Ecommerce may be growing at a breakneck speed, but physical stores are going nowhere fast — and that’s great news for omnichannel retailers. Digital-everything makes headlines, and retailers are always looking to the Next Big Channel. Is it Tiktok? Youtube? Instagram TV? The answer will change before you can swipe up.
But one thing is certain: People still like stores. Despite how quickly ecommerce moves and all the excitement around it over the past few years, in 2019, over 85% of retail sales still took place in stores. Criteo’s Shopper Story research revealed that in the US, the most important factors related to shopping in stores came down to proximity (64% cited “convenient location”) and urgency (52% named “immediate need for a product”).
And it makes sense: When you don’t have time to wait for shipping and delivery (even if it’s free), it’s all about how quickly you can get something in your hands. However, our survey results also showed why stores still matter for reasons other than convenience.
Here are three reasons why real-life stores still matter:
1. Customer service and experience come to life in-store.
Stores are still a big foot-traffic draw — just take a look at the increasing number of direct-to-consumer businesses that started out as ecommerce pure-plays, only to open up brick-and-mortar locations to meet demand and consumer interest.
Huge success stories like these include Warby Parker, Allbirds, Sezane, Glossier, and Figs. By embracing an offline channel after success online, brands like these are able to experiment with new products in a totally immersive, experiential environment.
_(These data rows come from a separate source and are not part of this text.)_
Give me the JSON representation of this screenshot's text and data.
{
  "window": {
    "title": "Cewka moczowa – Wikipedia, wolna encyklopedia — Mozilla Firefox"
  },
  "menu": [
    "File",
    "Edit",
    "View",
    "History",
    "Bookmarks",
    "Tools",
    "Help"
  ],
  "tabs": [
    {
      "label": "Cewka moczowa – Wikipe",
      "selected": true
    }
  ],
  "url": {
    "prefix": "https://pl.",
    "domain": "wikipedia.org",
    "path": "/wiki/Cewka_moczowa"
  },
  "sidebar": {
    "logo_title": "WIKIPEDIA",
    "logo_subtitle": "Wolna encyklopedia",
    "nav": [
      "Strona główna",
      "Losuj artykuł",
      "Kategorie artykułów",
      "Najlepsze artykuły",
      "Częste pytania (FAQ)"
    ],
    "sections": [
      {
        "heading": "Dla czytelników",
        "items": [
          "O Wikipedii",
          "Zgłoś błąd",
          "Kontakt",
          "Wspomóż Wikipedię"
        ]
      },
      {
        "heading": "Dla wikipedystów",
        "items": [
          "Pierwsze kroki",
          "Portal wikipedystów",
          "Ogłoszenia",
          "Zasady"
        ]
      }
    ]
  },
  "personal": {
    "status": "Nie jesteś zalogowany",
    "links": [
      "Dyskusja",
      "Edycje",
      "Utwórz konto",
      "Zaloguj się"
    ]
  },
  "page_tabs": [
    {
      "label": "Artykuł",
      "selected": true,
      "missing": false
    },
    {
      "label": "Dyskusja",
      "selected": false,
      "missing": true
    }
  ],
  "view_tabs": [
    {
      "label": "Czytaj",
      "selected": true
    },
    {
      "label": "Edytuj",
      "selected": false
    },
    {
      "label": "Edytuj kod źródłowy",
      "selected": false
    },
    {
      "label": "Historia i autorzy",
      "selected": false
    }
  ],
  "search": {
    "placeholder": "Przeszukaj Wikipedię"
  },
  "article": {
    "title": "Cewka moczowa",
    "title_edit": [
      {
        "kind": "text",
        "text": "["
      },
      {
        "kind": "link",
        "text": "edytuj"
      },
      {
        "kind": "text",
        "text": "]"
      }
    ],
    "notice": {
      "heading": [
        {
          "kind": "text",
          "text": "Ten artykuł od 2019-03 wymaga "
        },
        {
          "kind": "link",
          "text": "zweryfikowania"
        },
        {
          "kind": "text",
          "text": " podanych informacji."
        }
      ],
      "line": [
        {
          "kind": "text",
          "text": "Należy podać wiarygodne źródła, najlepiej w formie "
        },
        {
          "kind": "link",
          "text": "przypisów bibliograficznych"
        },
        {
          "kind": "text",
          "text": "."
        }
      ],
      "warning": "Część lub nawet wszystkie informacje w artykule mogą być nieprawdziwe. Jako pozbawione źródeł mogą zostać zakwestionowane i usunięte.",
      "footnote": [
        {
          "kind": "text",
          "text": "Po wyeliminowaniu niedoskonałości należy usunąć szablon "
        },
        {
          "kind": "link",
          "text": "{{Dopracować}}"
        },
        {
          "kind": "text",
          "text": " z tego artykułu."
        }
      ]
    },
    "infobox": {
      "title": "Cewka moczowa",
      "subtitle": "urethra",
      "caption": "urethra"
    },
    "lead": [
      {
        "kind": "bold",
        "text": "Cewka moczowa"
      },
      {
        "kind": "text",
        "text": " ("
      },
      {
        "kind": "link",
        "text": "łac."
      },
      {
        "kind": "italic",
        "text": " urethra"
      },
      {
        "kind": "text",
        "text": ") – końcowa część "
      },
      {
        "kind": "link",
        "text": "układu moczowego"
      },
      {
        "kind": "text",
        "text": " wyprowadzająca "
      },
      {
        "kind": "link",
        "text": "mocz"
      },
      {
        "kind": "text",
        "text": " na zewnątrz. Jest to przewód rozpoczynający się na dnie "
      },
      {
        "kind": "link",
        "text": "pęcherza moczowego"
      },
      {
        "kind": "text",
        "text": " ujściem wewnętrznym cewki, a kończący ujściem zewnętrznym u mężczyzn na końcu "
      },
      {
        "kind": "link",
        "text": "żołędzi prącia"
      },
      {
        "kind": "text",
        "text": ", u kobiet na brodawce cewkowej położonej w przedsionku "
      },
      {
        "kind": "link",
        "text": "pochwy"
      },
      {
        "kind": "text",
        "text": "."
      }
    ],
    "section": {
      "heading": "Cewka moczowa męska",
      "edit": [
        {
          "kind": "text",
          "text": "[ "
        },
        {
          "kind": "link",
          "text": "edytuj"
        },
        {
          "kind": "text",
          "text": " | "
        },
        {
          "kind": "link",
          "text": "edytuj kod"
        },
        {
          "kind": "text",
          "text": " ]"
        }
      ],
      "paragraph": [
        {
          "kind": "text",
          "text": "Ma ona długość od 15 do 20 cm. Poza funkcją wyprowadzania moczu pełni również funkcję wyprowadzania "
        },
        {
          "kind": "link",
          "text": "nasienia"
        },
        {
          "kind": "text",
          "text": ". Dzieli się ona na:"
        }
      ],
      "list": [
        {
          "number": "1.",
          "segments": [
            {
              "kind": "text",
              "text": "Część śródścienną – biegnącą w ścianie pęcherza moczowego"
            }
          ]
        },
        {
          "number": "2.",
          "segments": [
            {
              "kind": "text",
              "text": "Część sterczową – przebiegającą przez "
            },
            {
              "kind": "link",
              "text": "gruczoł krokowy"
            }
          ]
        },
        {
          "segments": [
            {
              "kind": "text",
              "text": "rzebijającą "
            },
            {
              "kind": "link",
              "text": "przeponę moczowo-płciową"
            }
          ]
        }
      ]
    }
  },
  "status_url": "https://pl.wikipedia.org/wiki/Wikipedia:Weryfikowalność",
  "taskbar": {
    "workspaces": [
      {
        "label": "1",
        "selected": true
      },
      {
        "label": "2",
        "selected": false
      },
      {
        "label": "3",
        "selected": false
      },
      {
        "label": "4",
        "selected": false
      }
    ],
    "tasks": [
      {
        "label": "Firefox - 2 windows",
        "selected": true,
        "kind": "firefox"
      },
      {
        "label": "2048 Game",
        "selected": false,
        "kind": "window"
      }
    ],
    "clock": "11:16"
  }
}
Furthermore, stores can often provide an in-real-life experience that no digital channel can touch. Among our US respondents who were asked why they visit stores, 3 in 10 cited knowledgeable sales people (31%) and better ways to try the products (30%):
When asked, “What makes you more likely to shop in the physical store of a retailer or brand”:
2. All generations still enjoy shopping in stores.
According to our research, over half of US shoppers (52%) look forward to shopping in stores when they have the time. Consumers enjoy buying on both digital and physical channels, and their preferences are based on their priorities.
When we break it out by age groups, we see that in the US, Gen Z and Millennials actually like to shop in stores more than older generations. At the same time, Gen Z and Millennials are also more active in online shopping than older generations.
3. In-store shopping conversions happen faster.
Criteo data shows that the average time between the first touchpoint and a transaction is 7 days when the transaction ends in-store, versus up to 28 days when a transaction ends online. That means ecommerce shoppers can take up to a full four weeks to finally buy the perfect product for their needs, while their in-store shopping counterparts convert in just one week.
Bridging Online & Offline Gaps
While much has been said about the “death” of stores, we found stores still offer a lot of value to consumers and retailers that can’t easily be replaced by digital channels. Omnichannel shoppers, who buy both in-store and online, are even more valuable to retailers.
Criteo data shows that over a 3-month period:
- In-store only shoppers made, on average, 2.1 purchases, compared to 3.34 purchases for shoppers who also visited the store’s website
- 63% of omnichannel shoppers made 2 or more purchases, versus just 44% of in-store only shoppers
The real challenge today is to combine both online and offline data, so as a shopper’s path to purchase moves between in-store and online, retailers can ensure a personalized journey from start to finish.
With Criteo’s Omnichannel Products, you can connect someone’s real-world activity with their digital behavior to deliver even more relevant ads that grow sales on all channels.
To learn more, download our Shopper Story report: